At first, L.A. County social workers explored reuniting Tony with his mother. But his mother failed to show consistent interest or ability to care for Tony, say social workers. Social workers say Tony's mother, who has had several other children removed into foster care, moves frequently among the homes of friends or relatives. She could not be reached for this article.
Meanwhile, the tribe pulled together. Three other families quickly volunteered to start proceedings to potentially adopt him, including Rudy and Samantha Ortega. During a meeting that fall, tribal elders determined that the Ortegas were the best match. Tony soon began to visit them, first briefly, then spending weekends at their home.
When he returned to the Lynwood group home each Sunday night, Tony wept and pleaded to stay with the Ortegas. He hung a small dreamcatcher -- an Indian totem said to ensnare bad spirits -- over his bed.

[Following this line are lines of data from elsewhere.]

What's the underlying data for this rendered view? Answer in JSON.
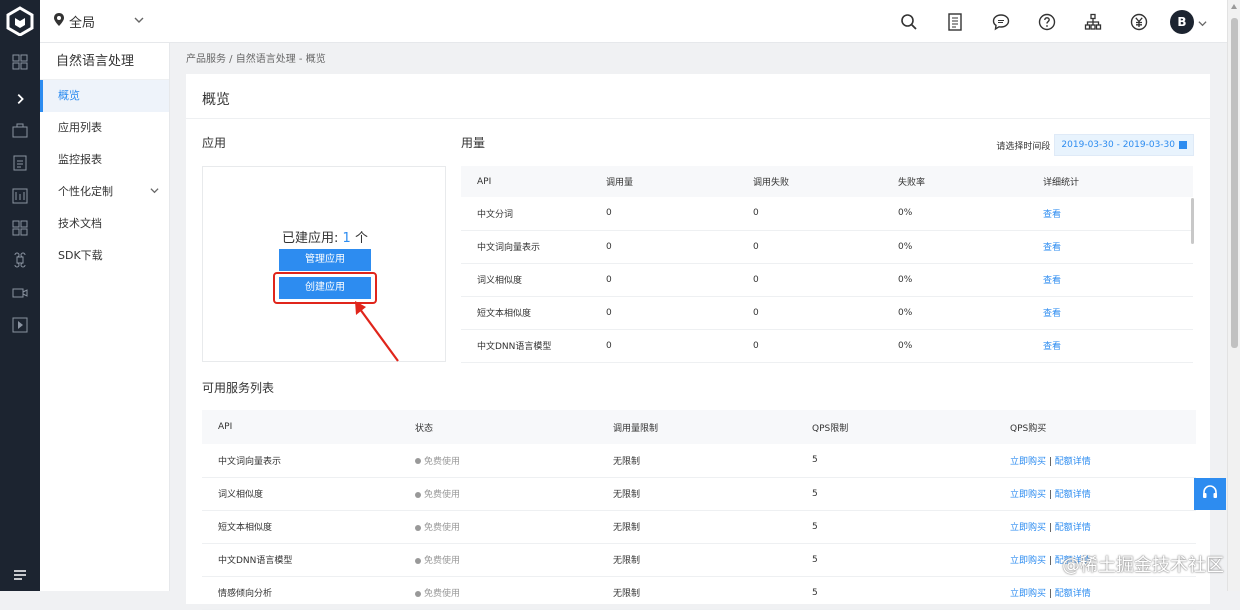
{
  "topbar": {
    "region": "全局",
    "avatar_letter": "B"
  },
  "icons": {
    "rail": [
      "grid-icon",
      "chevron-right-icon",
      "briefcase-icon",
      "doc-icon",
      "chart-doc-icon",
      "apps-icon",
      "command-icon",
      "video-icon",
      "play-icon",
      "menu-icon"
    ],
    "tools": [
      "search-icon",
      "document-icon",
      "chat-icon",
      "help-icon",
      "network-icon",
      "currency-icon"
    ]
  },
  "sidebar": {
    "title": "自然语言处理",
    "items": [
      {
        "label": "概览",
        "active": true
      },
      {
        "label": "应用列表"
      },
      {
        "label": "监控报表"
      },
      {
        "label": "个性化定制",
        "expandable": true
      },
      {
        "label": "技术文档"
      },
      {
        "label": "SDK下载"
      }
    ]
  },
  "breadcrumb": "产品服务 / 自然语言处理 - 概览",
  "page": {
    "title": "概览"
  },
  "apps": {
    "heading": "应用",
    "count_prefix": "已建应用: ",
    "count": "1",
    "count_suffix": " 个",
    "manage_label": "管理应用",
    "create_label": "创建应用"
  },
  "usage": {
    "heading": "用量",
    "date_label": "请选择时间段",
    "date_range": "2019-03-30 - 2019-03-30",
    "columns": [
      "API",
      "调用量",
      "调用失败",
      "失败率",
      "详细统计"
    ],
    "rows": [
      [
        "中文分词",
        "0",
        "0",
        "0%",
        "查看"
      ],
      [
        "中文词向量表示",
        "0",
        "0",
        "0%",
        "查看"
      ],
      [
        "词义相似度",
        "0",
        "0",
        "0%",
        "查看"
      ],
      [
        "短文本相似度",
        "0",
        "0",
        "0%",
        "查看"
      ],
      [
        "中文DNN语言模型",
        "0",
        "0",
        "0%",
        "查看"
      ]
    ]
  },
  "services": {
    "heading": "可用服务列表",
    "columns": [
      "API",
      "状态",
      "调用量限制",
      "QPS限制",
      "QPS购买"
    ],
    "rows": [
      {
        "api": "中文词向量表示",
        "status": "免费使用",
        "limit": "无限制",
        "qps": "5",
        "buy": "立即购买",
        "quota": "配额详情"
      },
      {
        "api": "词义相似度",
        "status": "免费使用",
        "limit": "无限制",
        "qps": "5",
        "buy": "立即购买",
        "quota": "配额详情"
      },
      {
        "api": "短文本相似度",
        "status": "免费使用",
        "limit": "无限制",
        "qps": "5",
        "buy": "立即购买",
        "quota": "配额详情"
      },
      {
        "api": "中文DNN语言模型",
        "status": "免费使用",
        "limit": "无限制",
        "qps": "5",
        "buy": "立即购买",
        "quota": "配额详情"
      },
      {
        "api": "情感倾向分析",
        "status": "免费使用",
        "limit": "无限制",
        "qps": "5",
        "buy": "立即购买",
        "quota": "配额详情"
      }
    ]
  },
  "watermark": "@稀土掘金技术社区",
  "colors": {
    "accent": "#2d8cf0",
    "rail": "#1c2430",
    "highlight": "#e0251b"
  }
}
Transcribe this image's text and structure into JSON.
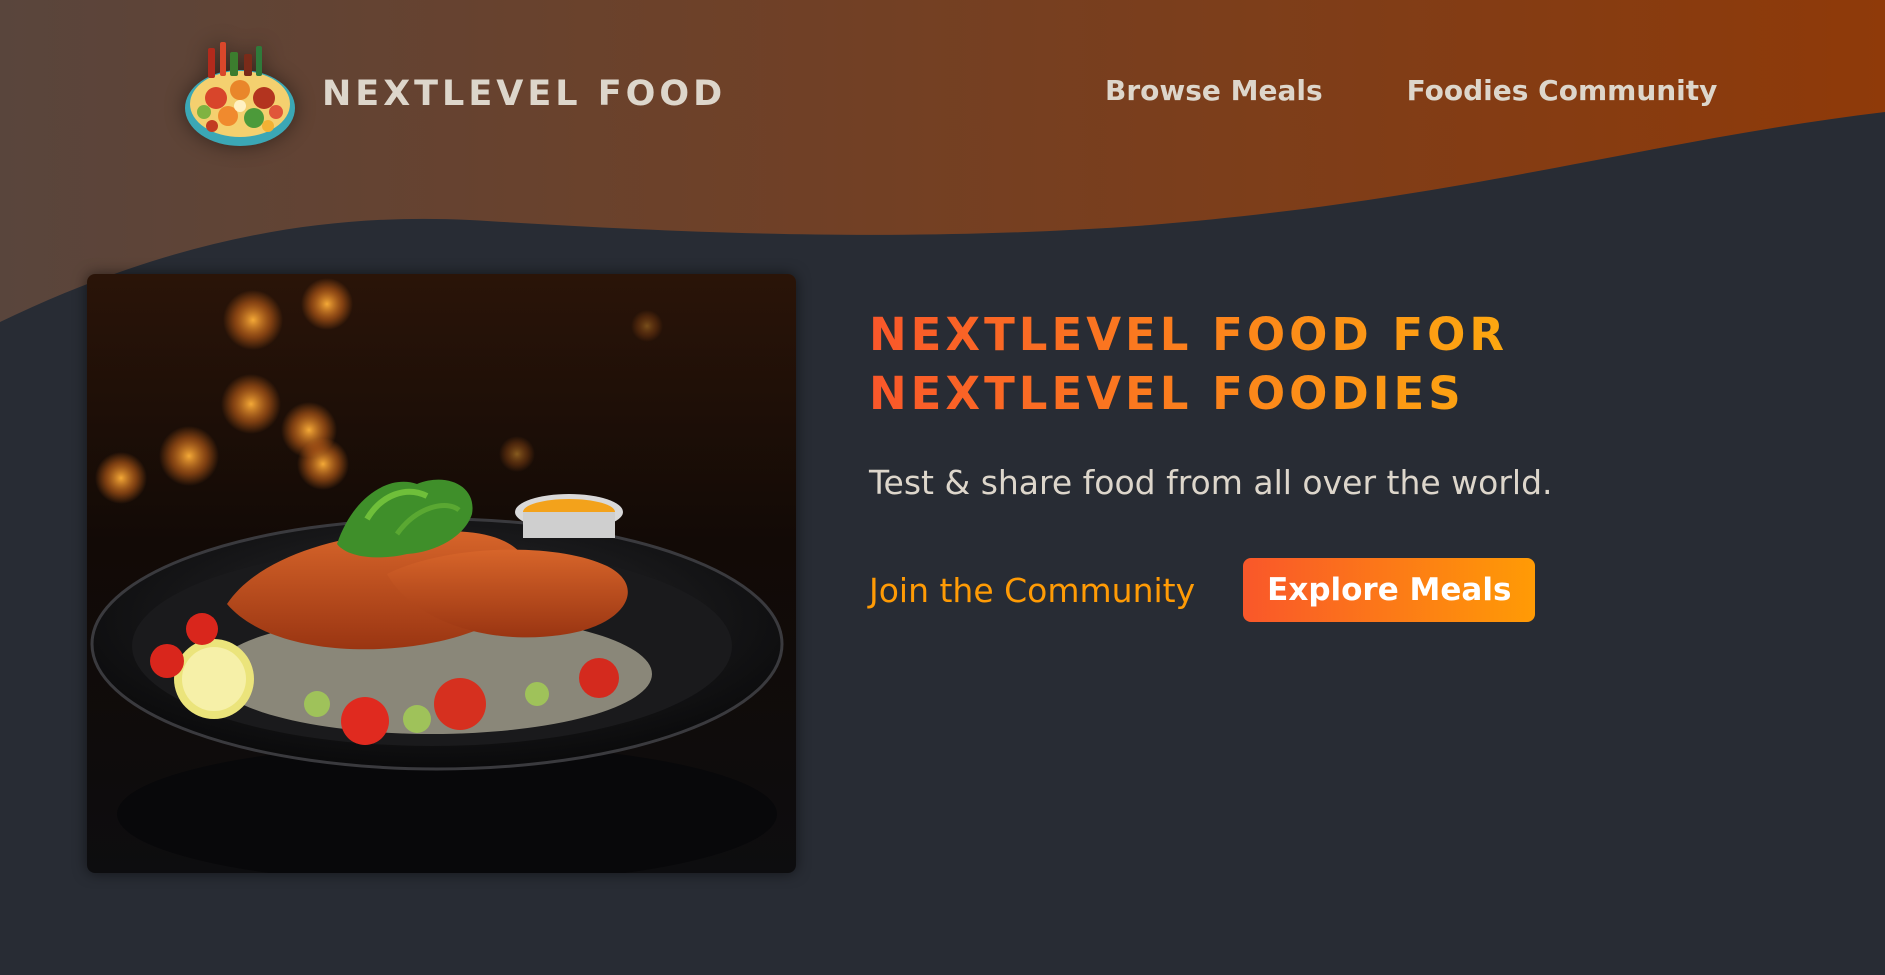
{
  "header": {
    "logo_alt": "A plate with food on it",
    "logo_text": "NEXTLEVEL FOOD",
    "nav": [
      {
        "label": "Browse Meals"
      },
      {
        "label": "Foodies Community"
      }
    ]
  },
  "hero": {
    "image_alt": "A delicious, juicy schnitzel on a plate",
    "title_line1": "NEXTLEVEL FOOD FOR",
    "title_line2": "NEXTLEVEL FOODIES",
    "subtitle": "Test & share food from all over the world.",
    "cta_link_label": "Join the Community",
    "cta_button_label": "Explore Meals"
  },
  "colors": {
    "background": "#282c34",
    "header_gradient_start": "#59453c",
    "header_gradient_end": "#8f3a09",
    "accent_orange": "#f9572a",
    "accent_amber": "#ff9b05",
    "text_light": "#ddd6cb"
  }
}
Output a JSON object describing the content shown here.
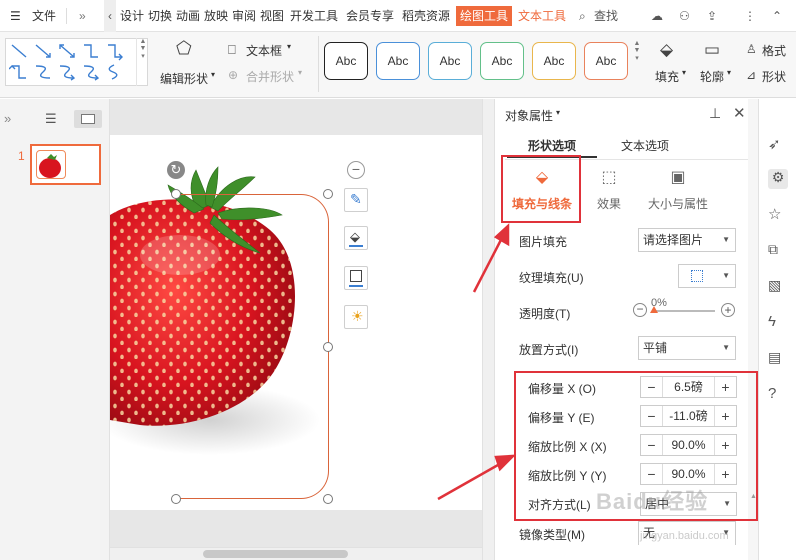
{
  "menubar": {
    "file_label": "文件",
    "items": [
      "设计",
      "切换",
      "动画",
      "放映",
      "审阅",
      "视图",
      "开发工具",
      "会员专享",
      "稻壳资源"
    ],
    "drawing_tools_tab": "绘图工具",
    "text_tools_tab": "文本工具",
    "search_label": "查找"
  },
  "ribbon": {
    "edit_shape_label": "编辑形状",
    "textbox_label": "文本框",
    "merge_shape_label": "合并形状",
    "style_samples": [
      "Abc",
      "Abc",
      "Abc",
      "Abc",
      "Abc",
      "Abc"
    ],
    "style_colors": [
      "#222222",
      "#4a90d9",
      "#5aaed8",
      "#63c08a",
      "#e9b64c",
      "#e9825c"
    ],
    "fill_label": "填充",
    "outline_label": "轮廓",
    "format_label": "格式",
    "shape_label": "形状"
  },
  "slides": {
    "number": "1"
  },
  "panel": {
    "title": "对象属性",
    "tabs": {
      "shape_options": "形状选项",
      "text_options": "文本选项"
    },
    "subtabs": {
      "fill_line": "填充与线条",
      "effects": "效果",
      "size_props": "大小与属性"
    },
    "picture_fill": {
      "label": "图片填充",
      "value": "请选择图片"
    },
    "texture_fill": {
      "label": "纹理填充(U)"
    },
    "transparency": {
      "label": "透明度(T)",
      "value": "0%"
    },
    "placement": {
      "label": "放置方式(I)",
      "value": "平铺"
    },
    "offset_x": {
      "label": "偏移量 X (O)",
      "value": "6.5磅"
    },
    "offset_y": {
      "label": "偏移量 Y (E)",
      "value": "-11.0磅"
    },
    "scale_x": {
      "label": "缩放比例 X (X)",
      "value": "90.0%"
    },
    "scale_y": {
      "label": "缩放比例 Y (Y)",
      "value": "90.0%"
    },
    "align": {
      "label": "对齐方式(L)",
      "value": "居中"
    },
    "mirror": {
      "label": "镜像类型(M)",
      "value": "无"
    }
  },
  "watermark": {
    "main": "Baidu经验",
    "sub": "jingyan.baidu.com"
  },
  "colors": {
    "accent": "#ef6a3c",
    "annotation": "#e0323a"
  }
}
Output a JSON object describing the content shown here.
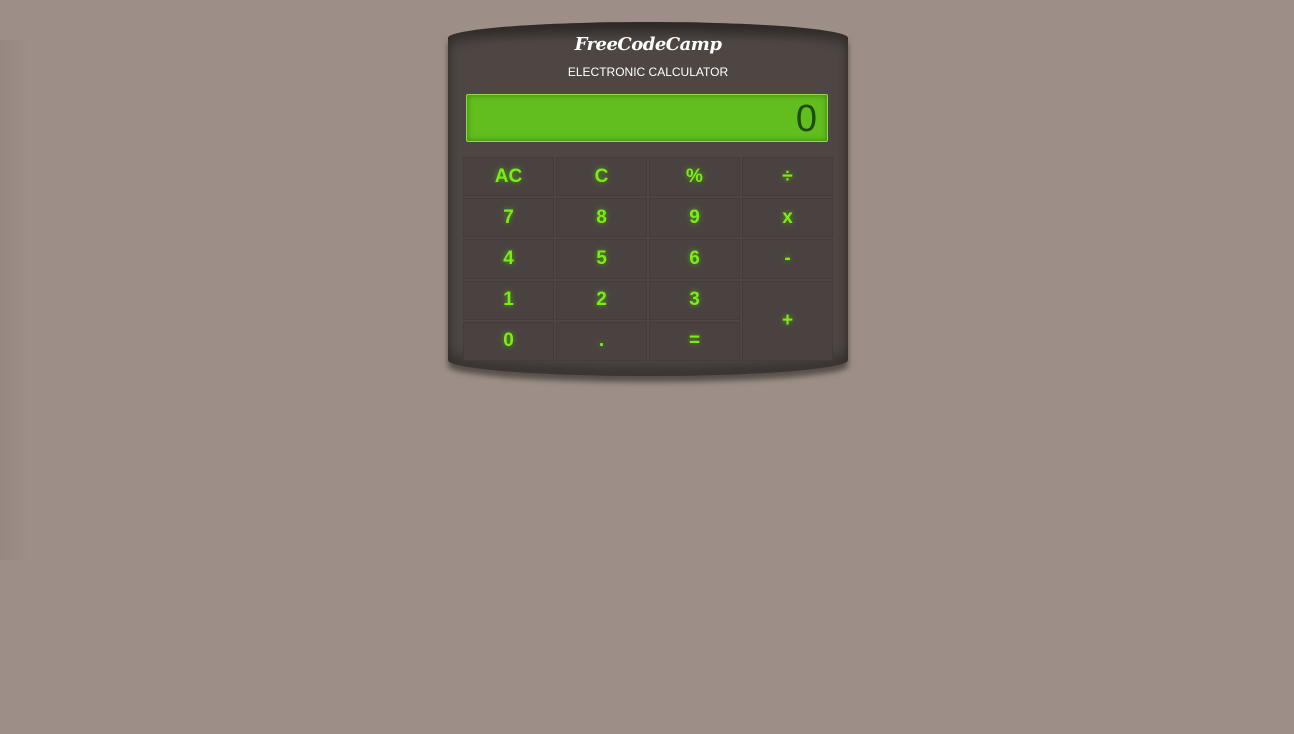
{
  "calculator": {
    "brand": "FreeCodeCamp",
    "subtitle": "ELECTRONIC CALCULATOR",
    "display": "0"
  },
  "keys": {
    "ac": "AC",
    "c": "C",
    "percent": "%",
    "divide": "÷",
    "seven": "7",
    "eight": "8",
    "nine": "9",
    "multiply": "x",
    "four": "4",
    "five": "5",
    "six": "6",
    "minus": "-",
    "one": "1",
    "two": "2",
    "three": "3",
    "plus": "+",
    "zero": "0",
    "dot": ".",
    "equals": "="
  },
  "colors": {
    "background": "#9d8f87",
    "body": "#4e4643",
    "display": "#62bd1e",
    "display_text": "#1f4d08",
    "key_text": "#76f010"
  }
}
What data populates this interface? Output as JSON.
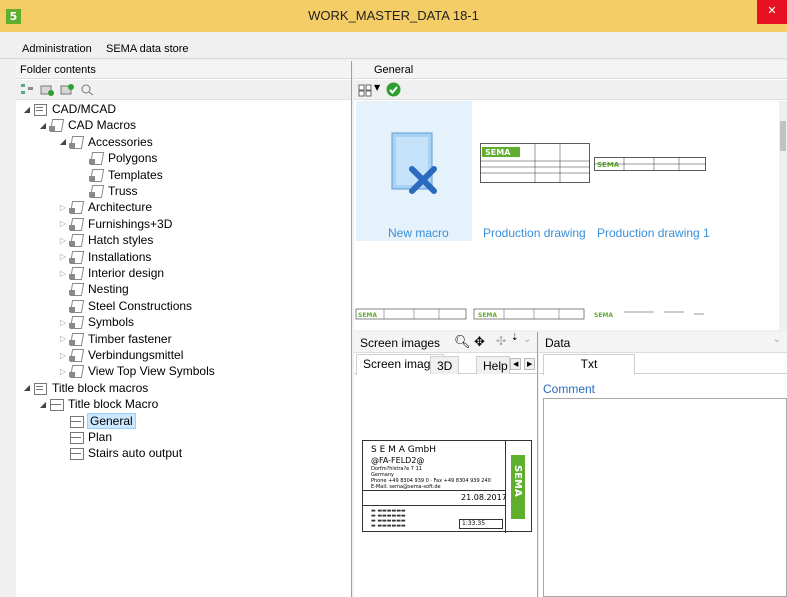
{
  "window": {
    "title": "WORK_MASTER_DATA 18-1",
    "app_icon_letter": "5",
    "close_glyph": "✕"
  },
  "menu": {
    "items": [
      "Administration",
      "SEMA data store"
    ]
  },
  "left_panel": {
    "header": "Folder contents",
    "tree": [
      {
        "label": "CAD/MCAD",
        "level": 0,
        "icon": "folder-icon",
        "expander": "open"
      },
      {
        "label": "CAD Macros",
        "level": 1,
        "icon": "macro-folder-icon",
        "expander": "open"
      },
      {
        "label": "Accessories",
        "level": 2,
        "icon": "macro-folder-icon",
        "expander": "open"
      },
      {
        "label": "Polygons",
        "level": 3,
        "icon": "macro-folder-icon",
        "expander": "none"
      },
      {
        "label": "Templates",
        "level": 3,
        "icon": "macro-folder-icon",
        "expander": "none"
      },
      {
        "label": "Truss",
        "level": 3,
        "icon": "macro-folder-icon",
        "expander": "none"
      },
      {
        "label": "Architecture",
        "level": 2,
        "icon": "macro-folder-icon",
        "expander": "closed"
      },
      {
        "label": "Furnishings+3D",
        "level": 2,
        "icon": "macro-folder-icon",
        "expander": "closed"
      },
      {
        "label": "Hatch styles",
        "level": 2,
        "icon": "macro-folder-icon",
        "expander": "closed"
      },
      {
        "label": "Installations",
        "level": 2,
        "icon": "macro-folder-icon",
        "expander": "closed"
      },
      {
        "label": "Interior design",
        "level": 2,
        "icon": "macro-folder-icon",
        "expander": "closed"
      },
      {
        "label": "Nesting",
        "level": 2,
        "icon": "macro-folder-icon",
        "expander": "none"
      },
      {
        "label": "Steel Constructions",
        "level": 2,
        "icon": "macro-folder-icon",
        "expander": "none"
      },
      {
        "label": "Symbols",
        "level": 2,
        "icon": "macro-folder-icon",
        "expander": "closed"
      },
      {
        "label": "Timber fastener",
        "level": 2,
        "icon": "macro-folder-icon",
        "expander": "closed"
      },
      {
        "label": "Verbindungsmittel",
        "level": 2,
        "icon": "macro-folder-icon",
        "expander": "closed"
      },
      {
        "label": "View Top View Symbols",
        "level": 2,
        "icon": "macro-folder-icon",
        "expander": "closed"
      },
      {
        "label": "Title block macros",
        "level": 0,
        "icon": "folder-icon",
        "expander": "open"
      },
      {
        "label": "Title block Macro",
        "level": 1,
        "icon": "title-block-icon",
        "expander": "open"
      },
      {
        "label": "General",
        "level": 2,
        "icon": "title-block-icon",
        "expander": "none",
        "selected": true
      },
      {
        "label": "Plan",
        "level": 2,
        "icon": "title-block-icon",
        "expander": "none"
      },
      {
        "label": "Stairs auto output",
        "level": 2,
        "icon": "title-block-icon",
        "expander": "none"
      }
    ]
  },
  "right_top": {
    "header": "General",
    "gallery": [
      {
        "label": "New macro"
      },
      {
        "label": "Production drawing"
      },
      {
        "label": "Production drawing 1"
      }
    ]
  },
  "screen_images": {
    "header": "Screen images",
    "tabs": [
      "Screen image",
      "3D",
      "Help"
    ],
    "preview": {
      "company": "S E M A GmbH",
      "field": "@FA-FELD2@",
      "date": "21.08.2017",
      "scale": "1:33.35",
      "lines": [
        "Dorfm?hlstra?e 7 11",
        "Germany",
        "Phone +49 8304 939 0 · Fax +49 8304 939 240",
        "E-Mail: sema@sema-soft.de"
      ]
    }
  },
  "data_panel": {
    "header": "Data",
    "tabs": [
      "Txt"
    ],
    "comment_label": "Comment"
  },
  "colors": {
    "accent": "#3b8fd8",
    "titlebar": "#f4cd66",
    "sema_green": "#5fae2e",
    "close": "#e81123"
  }
}
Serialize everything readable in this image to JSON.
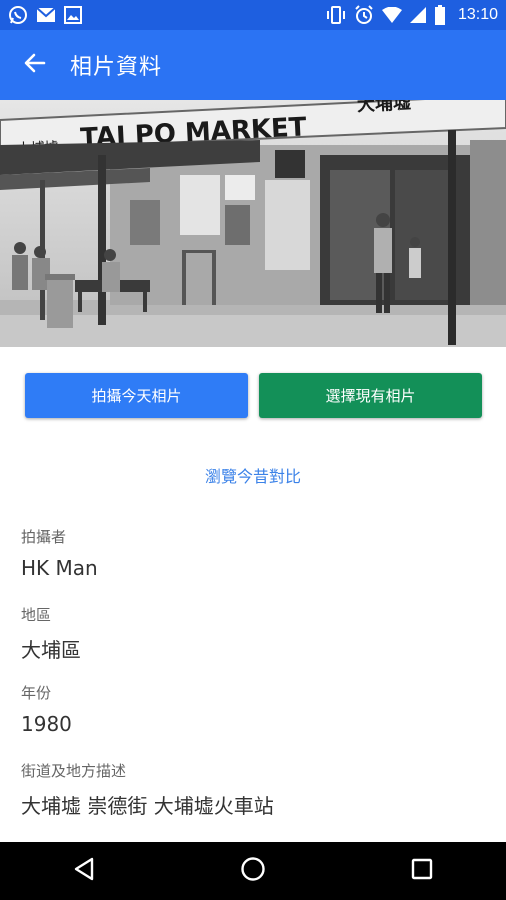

Last fall, Tony announced he wanted to become a veterinarian -- a sign social workers say that he was looking forward to the future. In March, the county court gave him permission to move in with the Ortegas, who took classes in how to deal with troubled children. The family also arranged to have another male relative tutor Tony in the afternoons to help with schoolwork and socialization.
By April, Tony was off medication entirely. Mrs. Ortega discovered he needed glasses -- he had once had them, but lost them in the course of his many moves. Chatty and smiling, he lost 50 pounds. Now 13, he began to earn A's at his new school.
Tony struggled to describe what was special about the Ortegas. "They hug me," he finally said.
Things didn't continue as smoothly. After the initial honeymoon period, many of Tony's former patterns of misbehavior reappeared. He walked out of class at school and at home, his discipline problems escalated and frightened the family. He once waved a kitchen knife at Mrs. Ortega, she says, and she caught him urging the family's pet dog to fight with a neighbor's Chihuahua. He bullied Tomiear, Mrs. Ortega's youngest child, by pushing and teasing the preschooler.
When she discovered she was pregnant with her fourth child, Mrs. Ortega says she feared Tony might become jealous and hurt the baby. Two weeks ago, the family abruptly discontinued the adoption, saying they'd reached the end of their rope. The county didn't fully prepare her for the magnitude of Tony's troubles, said the angry Mrs. Ortega, who drove Tony to his social worker's office and left him there that Friday afternoon. "If I were to do this again, it would be with a child who is much, much younger," she said.
Ms. Librizzi says Tony's experience with his family has revealed behavioral problems that had been ignored when he was being shuffled among foster homes. Tony will begin intensive therapy for these issues, she says.
Mr. Campbell says such outcomes are all too common. "You ask yourself how would Tony's story be different if his family had been found in the first six months after being taken from his mother," he says.
Tony is now once again living with just a few personal belongings in a group home for boys.
Just after he left the Ortegas, new hope for Tony emerged: his tutor. The tutor, a police officer who is engaged to a tribe member, told Tony's social-work team that he remains interested in serving as a mentor -- or possibly more -- to Tony.
"We're going to keep on keeping on," says Ms. Librizzi. "We don't end until we have some sort of personal connection for a kid."
Source: Wall Street Journal